> [WORK INSTRUCTION]: Each line below with the word "JSON" needs to be copied.
(Beginning of ENTRIES SUPPLIED)
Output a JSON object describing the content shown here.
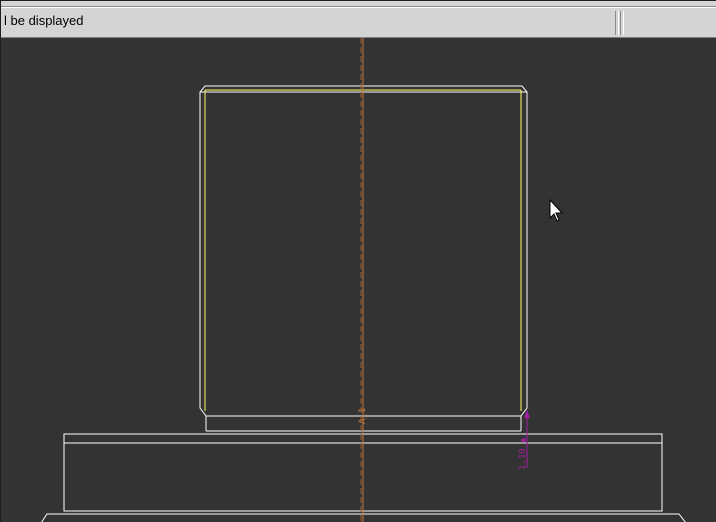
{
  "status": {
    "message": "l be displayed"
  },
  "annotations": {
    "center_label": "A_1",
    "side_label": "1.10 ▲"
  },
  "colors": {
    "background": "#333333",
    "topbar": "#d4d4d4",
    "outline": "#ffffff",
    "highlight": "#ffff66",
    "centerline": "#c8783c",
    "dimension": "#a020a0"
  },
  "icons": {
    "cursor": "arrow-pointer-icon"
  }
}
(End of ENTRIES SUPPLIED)
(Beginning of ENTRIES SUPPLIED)
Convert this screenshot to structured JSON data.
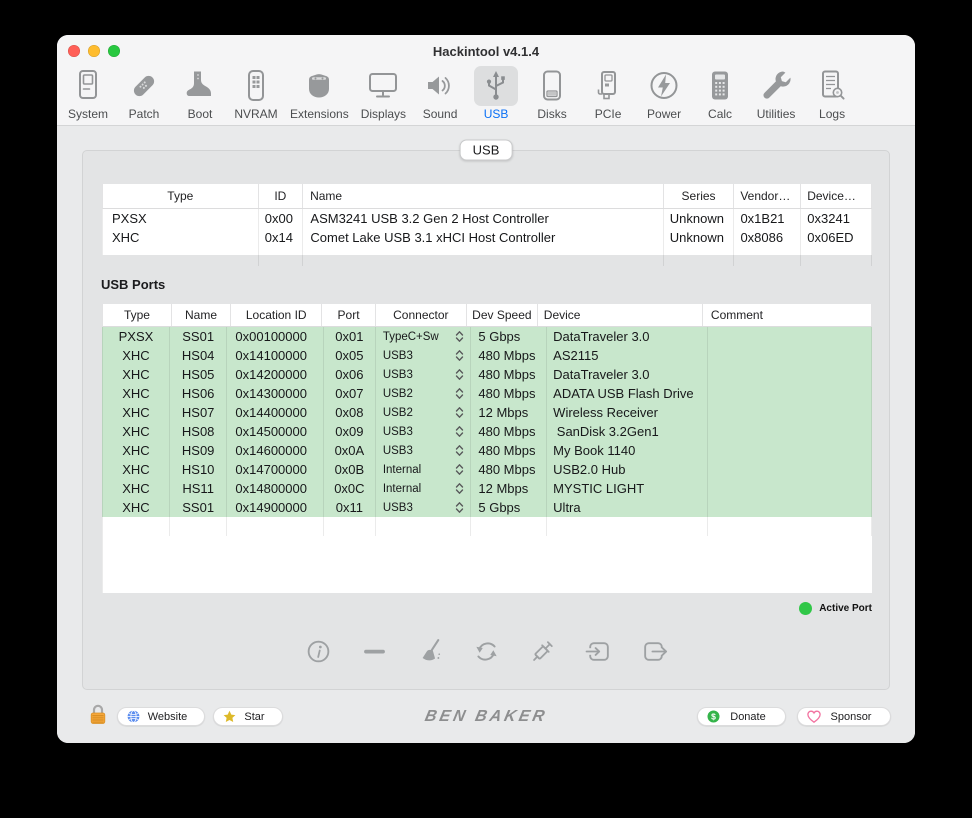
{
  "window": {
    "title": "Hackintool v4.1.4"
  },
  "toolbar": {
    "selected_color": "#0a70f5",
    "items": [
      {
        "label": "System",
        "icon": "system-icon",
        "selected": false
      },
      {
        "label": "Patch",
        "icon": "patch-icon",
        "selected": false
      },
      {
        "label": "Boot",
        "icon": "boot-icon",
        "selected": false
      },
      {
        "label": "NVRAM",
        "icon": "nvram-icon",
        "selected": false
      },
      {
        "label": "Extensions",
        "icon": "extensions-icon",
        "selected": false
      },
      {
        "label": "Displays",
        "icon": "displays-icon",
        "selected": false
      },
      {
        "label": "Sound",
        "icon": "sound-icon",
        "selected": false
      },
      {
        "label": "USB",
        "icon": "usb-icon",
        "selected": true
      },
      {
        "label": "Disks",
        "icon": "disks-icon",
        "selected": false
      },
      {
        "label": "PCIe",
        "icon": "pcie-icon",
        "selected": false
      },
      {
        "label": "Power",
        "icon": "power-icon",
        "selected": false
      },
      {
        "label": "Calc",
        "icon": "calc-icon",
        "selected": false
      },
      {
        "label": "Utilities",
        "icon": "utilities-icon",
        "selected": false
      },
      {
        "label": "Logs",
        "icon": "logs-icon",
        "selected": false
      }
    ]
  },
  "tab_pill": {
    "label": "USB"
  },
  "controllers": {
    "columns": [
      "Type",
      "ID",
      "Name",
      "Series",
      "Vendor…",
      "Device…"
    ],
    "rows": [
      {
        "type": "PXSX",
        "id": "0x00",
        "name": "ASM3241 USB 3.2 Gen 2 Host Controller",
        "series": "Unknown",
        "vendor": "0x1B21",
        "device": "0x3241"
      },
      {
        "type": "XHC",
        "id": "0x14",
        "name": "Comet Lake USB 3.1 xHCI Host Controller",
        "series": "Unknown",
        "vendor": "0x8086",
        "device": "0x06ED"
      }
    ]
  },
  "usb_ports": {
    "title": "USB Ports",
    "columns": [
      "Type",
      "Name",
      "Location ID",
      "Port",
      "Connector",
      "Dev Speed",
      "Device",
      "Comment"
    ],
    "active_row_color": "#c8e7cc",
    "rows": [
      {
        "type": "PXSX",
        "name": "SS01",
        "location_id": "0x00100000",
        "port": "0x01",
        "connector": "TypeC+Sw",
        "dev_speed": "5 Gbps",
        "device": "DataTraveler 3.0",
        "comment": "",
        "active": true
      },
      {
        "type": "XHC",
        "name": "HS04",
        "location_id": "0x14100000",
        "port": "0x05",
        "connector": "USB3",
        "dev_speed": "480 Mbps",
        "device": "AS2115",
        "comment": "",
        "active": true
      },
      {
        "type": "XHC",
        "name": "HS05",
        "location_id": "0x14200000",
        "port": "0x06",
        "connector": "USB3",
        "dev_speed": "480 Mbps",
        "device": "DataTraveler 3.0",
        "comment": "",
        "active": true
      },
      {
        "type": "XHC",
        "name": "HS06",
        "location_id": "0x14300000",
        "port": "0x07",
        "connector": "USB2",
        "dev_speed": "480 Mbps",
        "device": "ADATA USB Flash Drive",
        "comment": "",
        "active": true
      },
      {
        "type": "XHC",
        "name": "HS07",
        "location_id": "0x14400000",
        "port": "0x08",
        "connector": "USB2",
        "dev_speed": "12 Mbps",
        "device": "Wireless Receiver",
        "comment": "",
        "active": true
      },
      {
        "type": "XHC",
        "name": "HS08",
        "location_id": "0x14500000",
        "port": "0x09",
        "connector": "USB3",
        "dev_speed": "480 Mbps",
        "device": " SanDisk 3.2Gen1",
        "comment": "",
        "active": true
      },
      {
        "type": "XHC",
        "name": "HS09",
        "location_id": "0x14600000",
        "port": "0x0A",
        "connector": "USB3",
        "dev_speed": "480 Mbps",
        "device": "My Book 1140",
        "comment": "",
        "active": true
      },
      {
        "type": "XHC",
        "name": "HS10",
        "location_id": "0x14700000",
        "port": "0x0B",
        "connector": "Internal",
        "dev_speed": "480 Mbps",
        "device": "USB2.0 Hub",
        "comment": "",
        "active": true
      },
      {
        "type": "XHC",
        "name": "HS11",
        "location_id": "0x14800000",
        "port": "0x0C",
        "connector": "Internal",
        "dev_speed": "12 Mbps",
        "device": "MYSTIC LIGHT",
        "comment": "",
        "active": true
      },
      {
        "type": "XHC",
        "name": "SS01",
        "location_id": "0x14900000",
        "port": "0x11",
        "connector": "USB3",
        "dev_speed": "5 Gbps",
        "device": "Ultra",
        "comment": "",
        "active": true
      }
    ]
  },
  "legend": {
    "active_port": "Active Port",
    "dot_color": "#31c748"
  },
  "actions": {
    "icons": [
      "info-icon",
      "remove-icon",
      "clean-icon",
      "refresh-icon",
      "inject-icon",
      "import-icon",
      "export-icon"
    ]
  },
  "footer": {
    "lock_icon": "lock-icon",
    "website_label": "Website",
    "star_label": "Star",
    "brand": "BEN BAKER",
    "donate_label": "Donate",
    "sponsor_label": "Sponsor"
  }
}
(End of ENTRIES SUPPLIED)
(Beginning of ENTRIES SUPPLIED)
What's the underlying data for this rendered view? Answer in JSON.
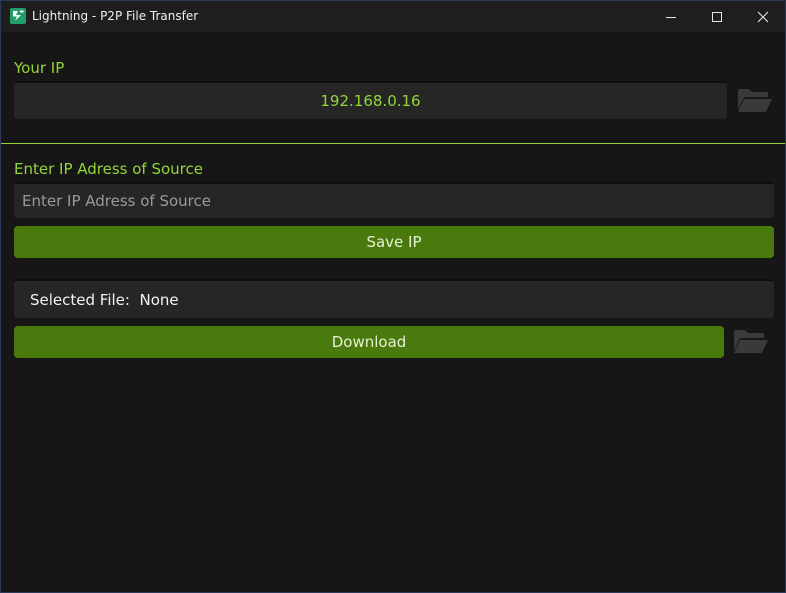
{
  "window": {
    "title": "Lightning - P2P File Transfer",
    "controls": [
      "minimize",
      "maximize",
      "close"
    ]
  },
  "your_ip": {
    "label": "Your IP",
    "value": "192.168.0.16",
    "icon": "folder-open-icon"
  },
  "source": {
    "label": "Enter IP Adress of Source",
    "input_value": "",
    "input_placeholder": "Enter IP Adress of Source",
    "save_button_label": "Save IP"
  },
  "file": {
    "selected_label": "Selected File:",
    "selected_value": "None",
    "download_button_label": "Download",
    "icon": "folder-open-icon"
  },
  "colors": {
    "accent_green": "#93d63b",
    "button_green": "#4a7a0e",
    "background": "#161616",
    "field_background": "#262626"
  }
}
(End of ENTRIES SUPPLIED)
> [OUTPUT FOR THIS EXERCISE]:
Output a JSON object describing the content shown here.
Convert this screenshot to structured JSON data.
What's the underlying data for this rendered view? Answer in JSON.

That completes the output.